All of this was thrown out in favor of efficiency and economy. After the second Vatican council the church was the “gathering place” only. The tabernacle was shunted to a side chapel and the main questions were, “Does the sound system work? Are the pews comfortable? Can everyone see? Does the heating and air work and are the toilets roomy enough?”

This was because a shift in ecclesiology  took place. Worship became first and foremost about the people of God, and too often became about the worship of the people of God rather than the worship of God by the people.

So the church became people oriented rather than God oriented.

When this happened not only did the church building reflect the shift, thus giving us fan shaped auditoria, but the whole ministry of the church and reason to be Catholic shifted. Now it was not so much about the worship and adoration of God, but it was about us and our mission in the world. As the churches became people centered so did the hymns and worship songs. Now it was about “gathering” and “all are welcome” and “we can make a difference yes we can!”

This is why I am convinced that a traditionally styled church is not just preferable, but necessary.

The shift back to God centered building must create God centered liturgy which must create a God centered Catholicism which must tumble down to everything else we do.

That’s why we are making the effort to build a beautiful Romanesque temple in Greenville, South Carolina.

This will be a Catholic Church to remind us and future generations of the true center of Catholic worship and prayer.

The style will be simple, almost austere. Another inspiration for this church was Gilbert Scott’s church of Our Lady and St Alphege in Bath, England

St Mary and St Alphege, Bath, England

St Mary and St Alphege, Bath, England

We have purchased a beautiful set of stained glass windows in the Romanesque style from St Mary Morning Star church in Pittsfield Massachusetts. By the famed Wilbur Burhnam studios, the windows will be in a class of their own in South Carolina.

We also hope to commission some original artwork–low relief sculptures in the tympani over the doorways, murals of the Vietnamese martyrs and new sculptures of Pope St John Paul II and St Faustina for the Shrine to the Divine Mercy in the lower church. There will be a new sculpture of St Vincent de Paul and a beautiful salvaged St Francis statue.

In the lower church there will also be a beautiful columbarium. The ashes of our loved ones can be reposed there within the shrine of the Divine Mercy where Mass will be said every day.

Will you help us build this church? We are now in our final stage of fund raising. We need $650K by the end of the year to break ground in the Spring.

We are well on the way to meeting that target, but we need you help.

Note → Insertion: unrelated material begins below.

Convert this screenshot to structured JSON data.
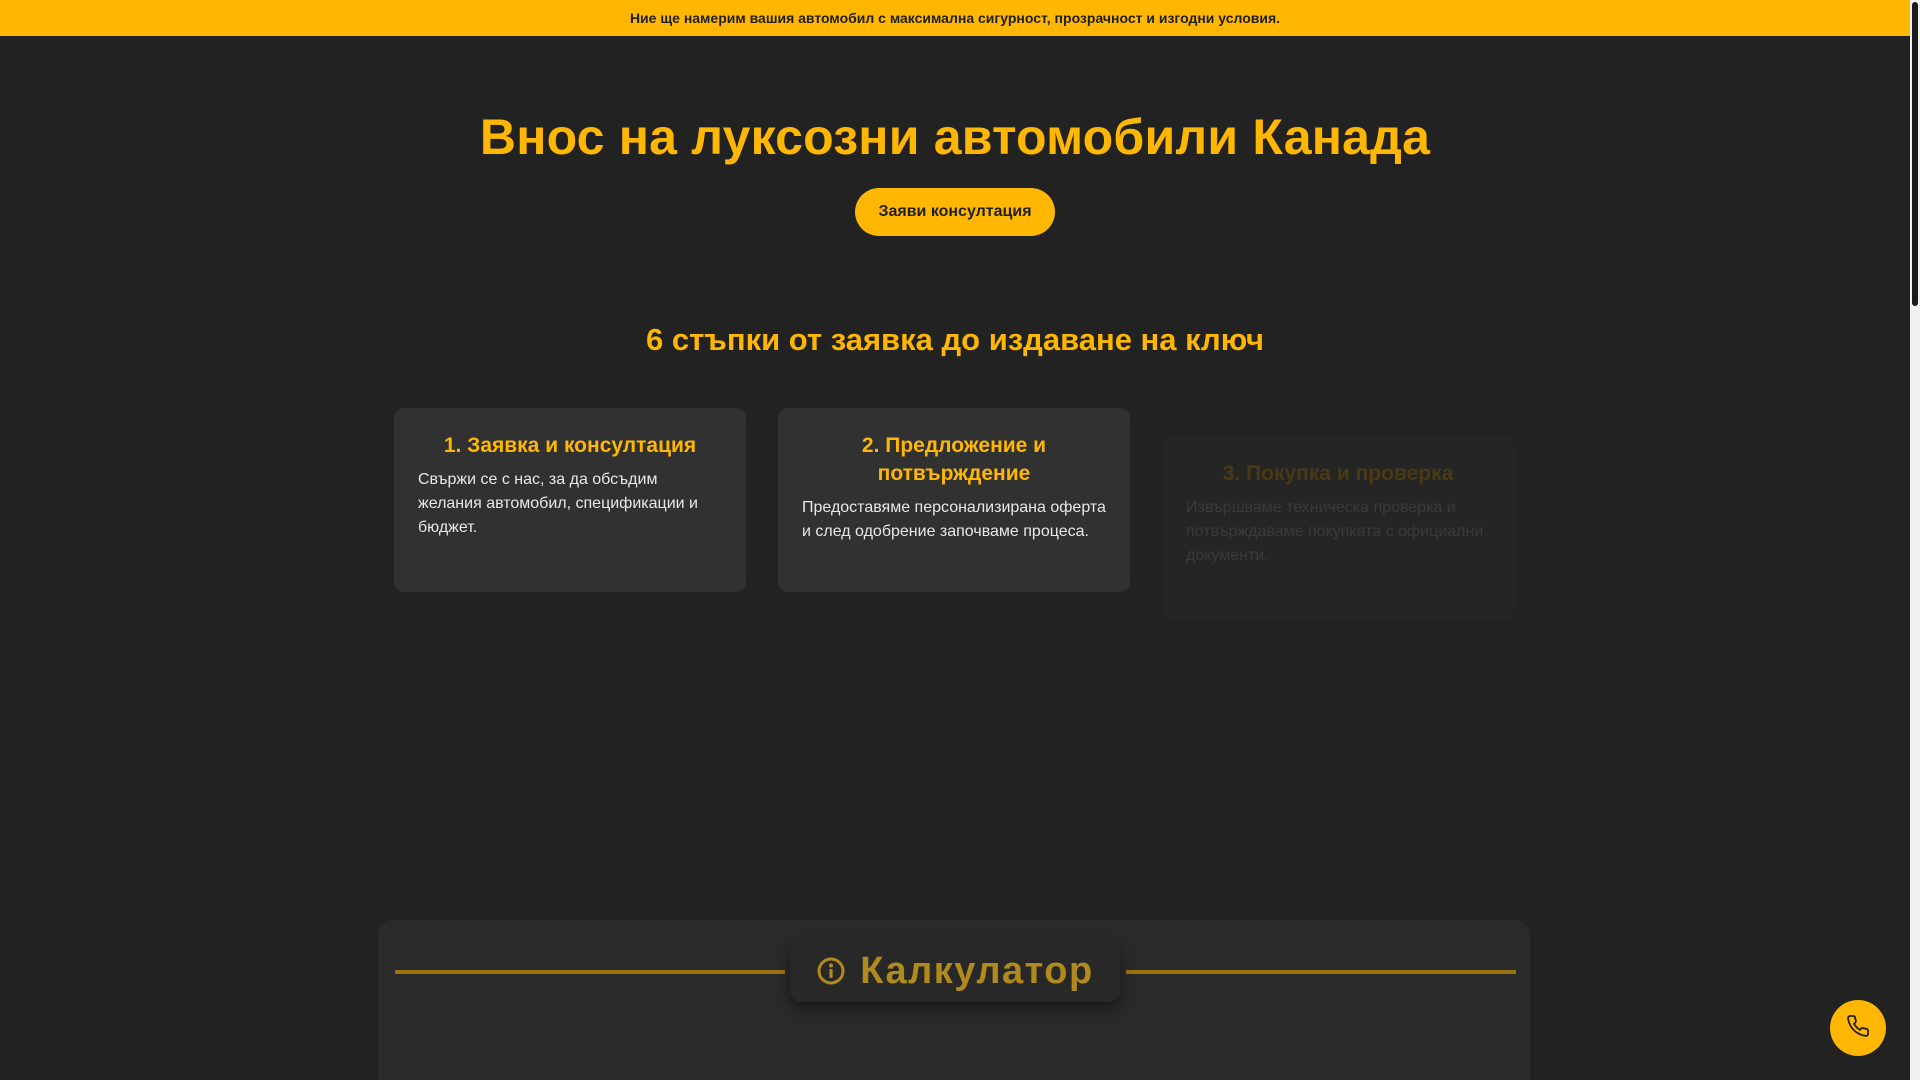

Please go here to make in instant donation. Readers of this blog have already been very generous, but if you have not yet contributed would you consider making a donation?


If you would like more information about the naming opportunities in the church drop me a line at